# Work instruction
Exact copy required. Repeat the records, but keep the pictures out.

Items from a dataset:
++++++++
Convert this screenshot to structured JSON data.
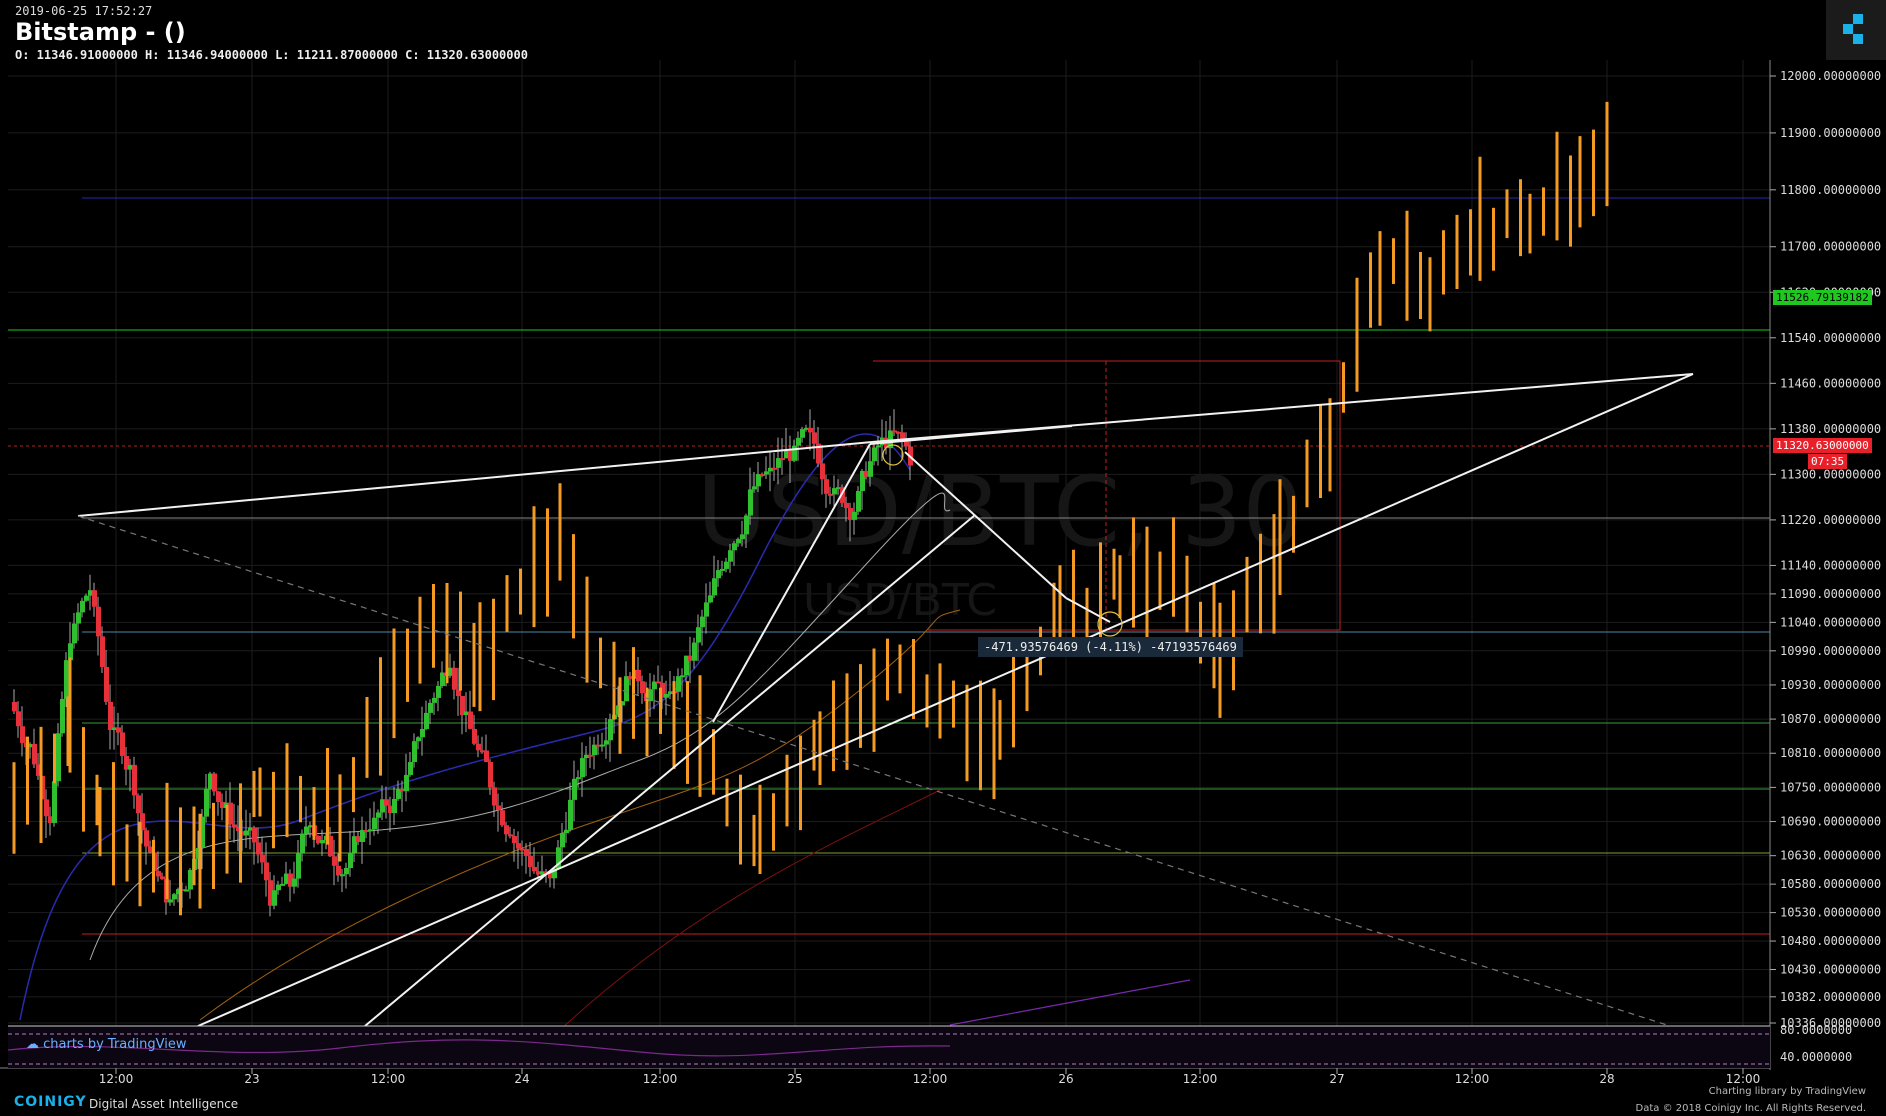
{
  "header": {
    "timestamp": "2019-06-25 17:52:27",
    "title": "Bitstamp -  ()",
    "ohlc": "O: 11346.91000000 H: 11346.94000000 L: 11211.87000000 C: 11320.63000000"
  },
  "watermark": {
    "symbol": "USD/BTC, 30",
    "sub": "USD/BTC"
  },
  "chart_data": {
    "type": "candlestick",
    "y_ticks": [
      "12000.00000000",
      "11900.00000000",
      "11800.00000000",
      "11700.00000000",
      "11620.00000000",
      "11540.00000000",
      "11460.00000000",
      "11380.00000000",
      "11300.00000000",
      "11220.00000000",
      "11140.00000000",
      "11090.00000000",
      "11040.00000000",
      "10990.00000000",
      "10930.00000000",
      "10870.00000000",
      "10810.00000000",
      "10750.00000000",
      "10690.00000000",
      "10630.00000000",
      "10580.00000000",
      "10530.00000000",
      "10480.00000000",
      "10430.00000000",
      "10382.00000000",
      "10336.00000000"
    ],
    "x_ticks": [
      "12:00",
      "23",
      "12:00",
      "24",
      "12:00",
      "25",
      "12:00",
      "26",
      "12:00",
      "27",
      "12:00",
      "28",
      "12:00"
    ],
    "current_price": "11320.63000000",
    "countdown": "07:35",
    "level_price": "11526.79139182",
    "measure_label": "-471.93576469 (-4.11%) -47193576469",
    "indicator_ticks": [
      "80.0000000",
      "40.0000000"
    ],
    "colors": {
      "up": "#2fbf2f",
      "down": "#e8303a",
      "projection": "#f59a23",
      "grid": "#1c1c1c"
    }
  },
  "tv_badge": "charts by TradingView",
  "footer": {
    "brand": "COINIGY",
    "brand_sub": "Digital Asset Intelligence",
    "credit_line1": "Charting library by  TradingView",
    "credit_line2": "Data © 2018  Coinigy Inc. All Rights Reserved."
  }
}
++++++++
# Task result
Convert this screenshot to structured JSON data.
{
  "header": {
    "timestamp": "2019-06-25 17:52:27",
    "title": "Bitstamp -  ()",
    "ohlc": "O: 11346.91000000 H: 11346.94000000 L: 11211.87000000 C: 11320.63000000"
  },
  "watermark": {
    "symbol": "USD/BTC, 30",
    "sub": "USD/BTC"
  },
  "chart_data": {
    "type": "candlestick",
    "y_ticks": [
      "12000.00000000",
      "11900.00000000",
      "11800.00000000",
      "11700.00000000",
      "11620.00000000",
      "11540.00000000",
      "11460.00000000",
      "11380.00000000",
      "11300.00000000",
      "11220.00000000",
      "11140.00000000",
      "11090.00000000",
      "11040.00000000",
      "10990.00000000",
      "10930.00000000",
      "10870.00000000",
      "10810.00000000",
      "10750.00000000",
      "10690.00000000",
      "10630.00000000",
      "10580.00000000",
      "10530.00000000",
      "10480.00000000",
      "10430.00000000",
      "10382.00000000",
      "10336.00000000"
    ],
    "x_ticks": [
      "12:00",
      "23",
      "12:00",
      "24",
      "12:00",
      "25",
      "12:00",
      "26",
      "12:00",
      "27",
      "12:00",
      "28",
      "12:00"
    ],
    "current_price": "11320.63000000",
    "countdown": "07:35",
    "level_price": "11526.79139182",
    "measure_label": "-471.93576469 (-4.11%) -47193576469",
    "indicator_ticks": [
      "80.0000000",
      "40.0000000"
    ],
    "colors": {
      "up": "#2fbf2f",
      "down": "#e8303a",
      "projection": "#f59a23",
      "grid": "#1c1c1c"
    }
  },
  "tv_badge": "charts by TradingView",
  "footer": {
    "brand": "COINIGY",
    "brand_sub": "Digital Asset Intelligence",
    "credit_line1": "Charting library by  TradingView",
    "credit_line2": "Data © 2018  Coinigy Inc. All Rights Reserved."
  }
}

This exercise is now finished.